Europe under surveillance
More safety but less privacy for its citizens. The risks of mass surveillance and the doubts about its effectiveness against terrorism.
- Monday, 27 April 2015
Where does the right balance lie between security and privacy? In the aftermath of the January attacks in Paris, political institutions are responding to the fear of further jihadist actions by raising security levels.
With Islam-inspired terrorism increasingly perceived as a growing threat within European borders, governments have replied unanimously: greater powers of surveillance are needed. France, Great Britain, Germany and Italy are all preparing to introduce new anti-terrorism measures.
However, the privacy of European citizens could soon be seriously curtailed. And the effectiveness of such mass surveillance campaigns is by no means a foregone conclusion.
The data amassed by Europol, as explained by Director Rob Wainwright, shows that between 3,000 and 5,000 European citizens are currently fighting alongside the jihadists in Syria and Iraq. “We’re dealing with a large body of mainly young men who have the potential to come back and have the potential or intent and capability to carry W out the attacks we have seen in Paris”, said Wainwright, who also emphasises the fundamental role of the internet in disseminating the jihadist message. In fact, control over the web has for some time now been one of the main fields of activity of many government intelligence agencies.
France already had a robust law against terrorism when the French parliament ratified a new package of anti-jihadist measures in November 2014. None of these measures, however, was able to prevent the January attacks on the satirical magazine Charlie Hebdo and the kosher supermarket. The measures of the new law include limiting the movement of suspected jihadists in Europe and granting full powers to the authorities to block suspicious websites that publish terrorist vindications or provide specific instructions on how to plan and execute attacks.
Moreover, the legislation has introduced a very particular new item that refers to an “individual terrorist enterprise”, which is directed at combating isolated cells that might only have one member and are completely detached from any international networks.
The points of the new French anti-jihadist legislative road map presented at the beginning of 2015 by Prime Minister Manuel Valls include bolstering intelligence services; monitoring prisons and assigning specific areas by the end of the year to house inmates suspected of radical tendencies; creating a new file for those who have already been convicted of terrorism, so that they may be checked out on a regular basis; instating a European system to collect data on all passengers travelling within EU borders; and strengthening the measures designed to monitor the internet and particularly social networks.

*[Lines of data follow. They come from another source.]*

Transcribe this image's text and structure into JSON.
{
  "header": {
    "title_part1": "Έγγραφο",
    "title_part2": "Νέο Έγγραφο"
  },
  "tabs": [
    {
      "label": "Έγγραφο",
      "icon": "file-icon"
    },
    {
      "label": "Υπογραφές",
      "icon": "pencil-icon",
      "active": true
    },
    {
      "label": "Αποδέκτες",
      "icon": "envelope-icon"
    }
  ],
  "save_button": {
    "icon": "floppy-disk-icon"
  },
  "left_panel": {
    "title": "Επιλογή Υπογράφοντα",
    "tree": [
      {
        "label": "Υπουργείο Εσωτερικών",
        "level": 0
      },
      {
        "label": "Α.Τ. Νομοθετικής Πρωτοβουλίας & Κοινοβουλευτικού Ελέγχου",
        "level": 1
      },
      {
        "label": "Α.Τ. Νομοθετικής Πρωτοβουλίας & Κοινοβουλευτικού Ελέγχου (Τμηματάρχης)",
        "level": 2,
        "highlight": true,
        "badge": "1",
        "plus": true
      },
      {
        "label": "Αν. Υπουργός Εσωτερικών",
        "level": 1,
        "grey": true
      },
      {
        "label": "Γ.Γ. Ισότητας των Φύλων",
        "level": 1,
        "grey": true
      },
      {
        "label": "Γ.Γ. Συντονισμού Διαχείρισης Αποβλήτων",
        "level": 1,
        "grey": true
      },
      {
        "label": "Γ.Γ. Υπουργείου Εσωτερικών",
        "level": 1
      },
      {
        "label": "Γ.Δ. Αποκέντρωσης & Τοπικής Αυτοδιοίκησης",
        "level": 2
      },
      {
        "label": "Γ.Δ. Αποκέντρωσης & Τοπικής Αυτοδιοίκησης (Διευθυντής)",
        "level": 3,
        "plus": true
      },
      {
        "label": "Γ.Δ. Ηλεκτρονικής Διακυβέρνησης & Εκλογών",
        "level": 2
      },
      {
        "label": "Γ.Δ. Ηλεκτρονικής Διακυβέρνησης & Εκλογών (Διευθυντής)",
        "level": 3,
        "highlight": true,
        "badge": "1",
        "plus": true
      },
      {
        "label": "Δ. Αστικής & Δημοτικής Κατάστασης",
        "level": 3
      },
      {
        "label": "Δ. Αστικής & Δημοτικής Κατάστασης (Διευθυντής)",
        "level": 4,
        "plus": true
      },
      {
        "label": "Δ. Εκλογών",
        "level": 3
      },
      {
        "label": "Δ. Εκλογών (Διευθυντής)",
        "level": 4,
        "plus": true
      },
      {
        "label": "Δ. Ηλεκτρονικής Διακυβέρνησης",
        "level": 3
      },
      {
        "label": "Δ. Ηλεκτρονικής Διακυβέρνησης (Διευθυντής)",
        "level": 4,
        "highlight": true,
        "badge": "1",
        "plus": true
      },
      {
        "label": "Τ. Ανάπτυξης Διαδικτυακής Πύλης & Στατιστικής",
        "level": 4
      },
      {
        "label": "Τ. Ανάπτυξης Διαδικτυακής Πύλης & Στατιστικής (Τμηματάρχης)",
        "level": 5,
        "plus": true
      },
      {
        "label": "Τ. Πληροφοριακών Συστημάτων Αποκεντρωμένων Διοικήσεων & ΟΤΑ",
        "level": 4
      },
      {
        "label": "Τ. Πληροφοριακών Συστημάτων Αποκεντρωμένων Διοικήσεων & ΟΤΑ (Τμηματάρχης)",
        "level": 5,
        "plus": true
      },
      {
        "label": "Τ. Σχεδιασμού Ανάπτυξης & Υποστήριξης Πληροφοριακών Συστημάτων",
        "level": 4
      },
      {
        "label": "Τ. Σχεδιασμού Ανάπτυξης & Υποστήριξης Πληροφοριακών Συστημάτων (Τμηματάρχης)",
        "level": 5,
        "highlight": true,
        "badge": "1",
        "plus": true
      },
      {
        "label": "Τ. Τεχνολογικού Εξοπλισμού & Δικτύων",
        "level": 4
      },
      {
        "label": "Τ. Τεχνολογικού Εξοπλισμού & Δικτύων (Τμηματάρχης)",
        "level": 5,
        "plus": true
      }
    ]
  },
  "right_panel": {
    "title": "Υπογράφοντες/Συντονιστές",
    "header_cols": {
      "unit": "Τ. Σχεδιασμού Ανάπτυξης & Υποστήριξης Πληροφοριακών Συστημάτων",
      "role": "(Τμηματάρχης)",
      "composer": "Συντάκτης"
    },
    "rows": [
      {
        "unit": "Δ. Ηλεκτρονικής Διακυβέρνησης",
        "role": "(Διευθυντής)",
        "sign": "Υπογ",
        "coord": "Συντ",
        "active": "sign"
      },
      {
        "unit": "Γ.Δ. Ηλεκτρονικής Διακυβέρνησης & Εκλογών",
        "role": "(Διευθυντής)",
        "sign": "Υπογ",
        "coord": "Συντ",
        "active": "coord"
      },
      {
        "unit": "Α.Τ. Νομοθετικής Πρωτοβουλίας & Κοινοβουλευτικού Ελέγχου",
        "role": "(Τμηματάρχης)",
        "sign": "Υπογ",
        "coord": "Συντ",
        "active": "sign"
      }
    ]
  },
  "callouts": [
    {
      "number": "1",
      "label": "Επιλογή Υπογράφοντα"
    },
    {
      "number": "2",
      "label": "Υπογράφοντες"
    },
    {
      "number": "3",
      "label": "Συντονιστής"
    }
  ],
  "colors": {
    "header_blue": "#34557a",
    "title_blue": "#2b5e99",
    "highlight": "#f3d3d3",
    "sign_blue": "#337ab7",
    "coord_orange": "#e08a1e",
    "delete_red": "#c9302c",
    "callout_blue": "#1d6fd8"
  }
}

Germany, on the other hand, debated a law in February that aims to restrict the possibility for suspected future fighters to leave the country. The new law would give German authorities the right not only to prevent subjects flagged by the intelligence services from leaving the country but also to trace and block any ambiguous cash flows.
Chancellor Angela Merkel is furthermore exerting pressure to ensure that the EU approve a new law that would allow a very thorough collection of personal data, a measure that was already repealed by the European Court of Justice last year. The Court ruled that the European directive on mass surveillance (approved in 2006) does not comply with the parameters of European rights as it “interferes in a particularly serious manner with the fundamental rights to respect of private life and to the protection of personal data”.
This directive, which enabled communication companies to preserve the personal data of all European citizens for a variable period of between six and 24 months, is still valid in France. Nevertheless, this comprehensive control over privacy did not prevent January's murderous attack.
In spite of the dubious success of the extensive surveillance campaign, even Great Britain is trying to rush a bill through parliament to limit personal privacy by waiving the (supposed) security threat.
Prime Minister David Cameron has stated that the British intelligence agencies must soon have the legal power to intercept communications throughout the nation. This would mean that, if Cameron is re-elected and these new regulations are enforced, there would no longer be any hidden encrypted data and potentially all calls and online communication of suspected terrorists could be intercepted. Services such as Whatsapp could therefore be constantly monitored.
As far as security is concerned, Italy is in line with its European neighbours. The government is in favour of the French idea of a European directive that might enable shared access to all traveller lists via Passenger Name Records (PNRs). The Ministry of Interior also intends to target internet sites and social networks. According to Interior Minister Angelino Alfano, “The balance between privacy and security has to change in accordance with the historical context. We have to find a new point of equilibrium”. He went on to add: “We could, for example, table a discussion about how long the data may be stored”.
Such measures are based on a vague definition of “suspected terrorists” and are not clear as to how normal citizens may protect themselves from such thorough supervision of all communication. As Jean Lambert, a British member of the European Parliament, points out in an editorial on openDemocracy, Europe cannot ignore Article 8 of the Charter of Fundamental Rights of the European Union, which stipulates: “Everyone has the right to the protection of personal data concerning him or her. Such data must be processed fairly for specified purposes and on the basis of the consent of the person concerned or some other legitimate basis laid down by law”. The fact remains that this is a very treacherous landscape where fear immediately triggers calls for national security, in the name of which even the European Convention on Human Rights envisages many exceptions.